Chuck “Hilarious Potty-Mouth” Wendig has a good piece up about the shifting value of genre labels in fiction. He’s not the first person I’ve seen with this idea; Charles Stross talked about this back in May.
I’m particularly taken with Wendig’s notion of More Granularity:
Think of fiction as having aspects or elements (and those of you who game in the RPG sense will see the value of this) — a piece of fiction might have a “time travel” aspect, a “tragedy” aspect, a “detective” aspect. One novel might be “serial killer / robot / erotic love triangle.” Another might be, “dinosaur / noir / bioethics.”
It seems clear to me that in other than the most basic of genre plots this is already what’s going on in genre fiction. Really great mystery stories are about a lot more than just figuring out whodunnit – they’re also romances, war stories, alternate histories, literary fiction, buddy stories… the list goes on.
The point of genre has historically been, both Wendig and Stross argue, to help readers find things they’ll like. Judging a story based on its genre is something I think most of us do, usually to our detriment as readers. There ought to be a better way — and there is: recommendations.
Some of the best books I’ve ever read were recommendations from friends. I was an SF anti-fan for years, until I was handed a copy of The Player of Games by Iain M. Banks. It’s Space Opera, but so much more. It was the more that enchanted me — and it’s that more that’s the common aspect to all the books I’ve ever loved, regardless of the label on the shelf where they’ve been placed in the bookstore.
I still get recommendations, both directly from folks I know and also indirectly from my connections on Goodreads. But there is certainly a way to harness technology and networking to make a more robust recommendation system.

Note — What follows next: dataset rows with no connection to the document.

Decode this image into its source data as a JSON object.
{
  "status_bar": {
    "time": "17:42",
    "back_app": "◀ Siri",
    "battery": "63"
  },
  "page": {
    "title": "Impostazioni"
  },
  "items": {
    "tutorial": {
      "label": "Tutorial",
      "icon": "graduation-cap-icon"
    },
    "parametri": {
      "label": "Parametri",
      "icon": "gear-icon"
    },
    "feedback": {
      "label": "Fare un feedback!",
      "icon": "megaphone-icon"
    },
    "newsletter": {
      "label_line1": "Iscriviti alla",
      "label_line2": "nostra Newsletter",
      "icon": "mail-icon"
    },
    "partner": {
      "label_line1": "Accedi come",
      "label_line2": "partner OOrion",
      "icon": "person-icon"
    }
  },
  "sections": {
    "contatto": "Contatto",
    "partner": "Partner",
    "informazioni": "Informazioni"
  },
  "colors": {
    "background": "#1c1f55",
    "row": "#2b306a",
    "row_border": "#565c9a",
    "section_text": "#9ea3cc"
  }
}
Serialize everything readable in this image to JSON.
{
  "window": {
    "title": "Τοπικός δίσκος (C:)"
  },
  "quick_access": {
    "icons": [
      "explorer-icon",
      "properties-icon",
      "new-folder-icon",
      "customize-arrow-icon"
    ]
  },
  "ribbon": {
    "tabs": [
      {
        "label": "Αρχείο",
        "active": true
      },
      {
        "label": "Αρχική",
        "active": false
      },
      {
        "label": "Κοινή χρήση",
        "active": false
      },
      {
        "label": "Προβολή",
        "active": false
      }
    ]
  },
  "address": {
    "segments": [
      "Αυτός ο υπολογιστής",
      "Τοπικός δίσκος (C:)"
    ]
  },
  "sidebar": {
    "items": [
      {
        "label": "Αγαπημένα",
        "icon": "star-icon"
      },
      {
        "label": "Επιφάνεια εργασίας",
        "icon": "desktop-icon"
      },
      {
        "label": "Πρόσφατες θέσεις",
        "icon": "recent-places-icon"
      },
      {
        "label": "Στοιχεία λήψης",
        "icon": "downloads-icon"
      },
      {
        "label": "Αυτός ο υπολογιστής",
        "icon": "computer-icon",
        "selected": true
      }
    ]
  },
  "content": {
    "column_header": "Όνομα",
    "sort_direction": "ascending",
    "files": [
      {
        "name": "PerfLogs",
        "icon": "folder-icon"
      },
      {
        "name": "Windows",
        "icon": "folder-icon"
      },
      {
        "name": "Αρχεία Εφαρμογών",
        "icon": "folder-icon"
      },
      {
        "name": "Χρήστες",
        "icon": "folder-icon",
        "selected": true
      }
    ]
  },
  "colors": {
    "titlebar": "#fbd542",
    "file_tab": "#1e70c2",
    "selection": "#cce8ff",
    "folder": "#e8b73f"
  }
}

Wendig has an idea, referring to the story aspects discussed earlier:
Think … of a Pandora-like app that searches your e-book library and uses these very axes and aspects to help you discover new authors and stories. I want that! And I think we need it, too.
Someone need to make this. Seriously.